Dollyhigh, Continental: Our latest products are TrueContact (standard touring), PureContact (luxury performance touring) and CrossContact LX20 (crossover, SUV and truck).
Davis, Goodyear: The Goodyear Assurance Fuel Max is a tire with focused fuel efficiency that provides confident wet and dry traction. A fuel-saving tread compound helps reduce energy loss. Available in 67 sizes, it fits about 80% of passenger cars on the road, along with many SUVs and crossovers in the Assurance CS Fuel Max version. It offers all-season capability.
Kopacz, Hankook: Late last year, Hankook announced the launch of the new Dynapro HP2 SUV/CUV all-season tire. This tire will be available to consumers later this year. One of the main areas of focus during the design and engineering of this tire was fuel efficiency.
Morri, Nokian: Our latest product in the winter range is Nokian R2 SUV, where we have one of the lowest rolling resistance available. The latest studded product is the Nokian Hakkapeliitta 8 SUV with new cryo-silane compound combined with a next-generation winter silica. That new tread compound together with a new pattern design guarantee excellent wet/ice grip and the lowest rolling resistance on the market.
MTD: What is the latest technology for improving fuel efficiency in the winter, SUV, UHP and light truck segments?
Gandhi, Bridgestone: We strive to incorporate the latest and greatest components that are lighter, stronger and more technologically advanced to create more fuel efficiency.

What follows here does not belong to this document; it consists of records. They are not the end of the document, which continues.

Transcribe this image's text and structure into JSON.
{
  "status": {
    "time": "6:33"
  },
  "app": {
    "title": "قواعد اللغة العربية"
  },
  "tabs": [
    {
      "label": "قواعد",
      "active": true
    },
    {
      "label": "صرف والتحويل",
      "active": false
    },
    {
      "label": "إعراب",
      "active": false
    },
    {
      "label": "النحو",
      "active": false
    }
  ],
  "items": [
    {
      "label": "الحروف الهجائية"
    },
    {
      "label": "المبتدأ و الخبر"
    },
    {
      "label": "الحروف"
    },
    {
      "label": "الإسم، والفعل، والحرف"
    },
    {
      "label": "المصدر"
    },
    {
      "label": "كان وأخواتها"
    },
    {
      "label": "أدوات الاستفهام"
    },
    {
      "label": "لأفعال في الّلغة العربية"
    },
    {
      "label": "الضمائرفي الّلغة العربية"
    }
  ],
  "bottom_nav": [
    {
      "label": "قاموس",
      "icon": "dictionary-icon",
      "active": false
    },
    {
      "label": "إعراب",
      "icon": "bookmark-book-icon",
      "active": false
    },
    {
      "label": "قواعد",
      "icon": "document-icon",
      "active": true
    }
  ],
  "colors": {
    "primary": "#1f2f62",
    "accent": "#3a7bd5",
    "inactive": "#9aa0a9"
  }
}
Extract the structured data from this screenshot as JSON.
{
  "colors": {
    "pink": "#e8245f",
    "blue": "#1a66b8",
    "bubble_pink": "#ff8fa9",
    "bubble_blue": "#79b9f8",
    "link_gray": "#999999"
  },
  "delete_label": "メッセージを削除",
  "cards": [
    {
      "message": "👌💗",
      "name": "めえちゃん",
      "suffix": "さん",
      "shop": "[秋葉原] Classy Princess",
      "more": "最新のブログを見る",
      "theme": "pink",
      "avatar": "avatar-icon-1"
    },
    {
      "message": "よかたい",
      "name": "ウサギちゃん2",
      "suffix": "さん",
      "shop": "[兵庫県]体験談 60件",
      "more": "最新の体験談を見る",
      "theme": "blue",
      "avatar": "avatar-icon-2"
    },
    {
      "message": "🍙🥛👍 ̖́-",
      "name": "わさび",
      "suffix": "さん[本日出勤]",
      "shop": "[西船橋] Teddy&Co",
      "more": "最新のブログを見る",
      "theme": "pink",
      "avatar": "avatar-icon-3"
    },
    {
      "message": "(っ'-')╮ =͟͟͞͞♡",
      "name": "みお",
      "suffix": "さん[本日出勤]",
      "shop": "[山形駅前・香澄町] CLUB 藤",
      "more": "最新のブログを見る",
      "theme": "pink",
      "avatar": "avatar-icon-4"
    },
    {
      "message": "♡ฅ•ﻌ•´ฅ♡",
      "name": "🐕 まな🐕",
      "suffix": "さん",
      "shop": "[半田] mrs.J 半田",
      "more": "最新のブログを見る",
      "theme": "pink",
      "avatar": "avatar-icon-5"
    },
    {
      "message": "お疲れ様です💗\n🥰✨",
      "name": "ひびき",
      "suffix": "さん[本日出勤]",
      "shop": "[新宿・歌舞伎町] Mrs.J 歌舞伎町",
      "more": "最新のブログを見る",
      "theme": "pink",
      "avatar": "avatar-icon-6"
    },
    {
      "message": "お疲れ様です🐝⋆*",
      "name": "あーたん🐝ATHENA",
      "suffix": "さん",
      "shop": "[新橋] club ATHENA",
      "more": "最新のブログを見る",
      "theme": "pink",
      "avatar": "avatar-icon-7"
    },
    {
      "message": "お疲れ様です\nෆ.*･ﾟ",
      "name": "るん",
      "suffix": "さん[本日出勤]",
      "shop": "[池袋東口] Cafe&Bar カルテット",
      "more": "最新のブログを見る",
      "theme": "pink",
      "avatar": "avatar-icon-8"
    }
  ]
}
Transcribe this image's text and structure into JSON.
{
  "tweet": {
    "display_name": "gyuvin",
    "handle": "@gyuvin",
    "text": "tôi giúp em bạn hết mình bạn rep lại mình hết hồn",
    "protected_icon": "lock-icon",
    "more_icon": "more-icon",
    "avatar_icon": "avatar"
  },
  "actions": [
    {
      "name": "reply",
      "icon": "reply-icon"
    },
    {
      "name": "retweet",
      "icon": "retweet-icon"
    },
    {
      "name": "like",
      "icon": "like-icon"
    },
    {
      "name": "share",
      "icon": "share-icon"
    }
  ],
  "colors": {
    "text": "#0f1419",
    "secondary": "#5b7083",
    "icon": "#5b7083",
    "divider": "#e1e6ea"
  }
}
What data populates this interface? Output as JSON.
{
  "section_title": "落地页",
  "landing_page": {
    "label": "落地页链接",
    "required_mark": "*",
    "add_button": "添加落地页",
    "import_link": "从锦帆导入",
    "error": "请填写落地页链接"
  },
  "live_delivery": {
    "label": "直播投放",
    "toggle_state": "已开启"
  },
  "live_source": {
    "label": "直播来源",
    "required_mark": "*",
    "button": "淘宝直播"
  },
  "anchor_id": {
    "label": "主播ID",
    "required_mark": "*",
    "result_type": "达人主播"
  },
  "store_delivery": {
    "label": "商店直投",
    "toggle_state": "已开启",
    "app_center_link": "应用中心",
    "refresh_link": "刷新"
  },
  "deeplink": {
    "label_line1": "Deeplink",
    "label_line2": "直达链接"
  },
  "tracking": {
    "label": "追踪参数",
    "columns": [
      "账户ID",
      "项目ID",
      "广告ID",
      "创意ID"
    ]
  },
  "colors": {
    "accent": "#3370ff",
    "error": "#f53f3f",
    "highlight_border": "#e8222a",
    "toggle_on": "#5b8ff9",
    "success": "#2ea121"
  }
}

Once any of our new products achieve our stringent threshold for rolling resistance improvement as well as the other criteria without compromising performance characteristics, we utilize our eco-products designation to communicate to the consumer our promise of fuel efficiency and quality.
Dollyhigh, Continental: EcoPlus Technology is Continental’s latest technology for improving fuel efficiency. EcoPlus Technology consists of specialized polymers and silane in the tread compound. The specialized polymers cause less energy to be lost to heat, thus improving fuel efficiency. We are able to maintain our excellent wet braking and long mileage in this proprietary tread compound. Energy can be lost in other areas of the tire besides the tread compound so we are focusing on construction technologies.
Davis, Goodyear: Along with key OE fitments on the most fuel-efficient cars, development work continues on various low rolling resistance and environmentally friendly tires with distinctive rubber compounds using special ingredients such as silica, bio-fillers, functionalized polymers and more.
Kopacz, Hankook: Hankook recently announced its technical partnership with Lanxess, the world’s largest synthetic rubber supplier, to develop synthetic rubber for our products. One area of focus will be on developing rubber compounds which provide improved fuel efficiency.
Knowles, Michelin: New technologies include advanced silica tread compounds that provide low rolling resistance plus high levels of traction, and optimized carcass construction to keep the tire running cooler.
Morri, Nokian: We use in all our tires more and more silica-based tread compounds. That together with new silanes gives great winter properties and lowers rolling resistance.
Carpino, Pirelli: Much of the latest technology is coming in new polymers, silica, nano fillers and special chemicals and new methods of processing these materials. The new materials are engineered to add the targeted performance required. The rolling resistance reduction with these new materials must be achieved while maintaining, or even improving, performances in the other areas such as wet/dry stopping distance, tread wear, steering response and snow traction. ■
To read the entire May 2014 issue of Modern Tire Dealer, click here!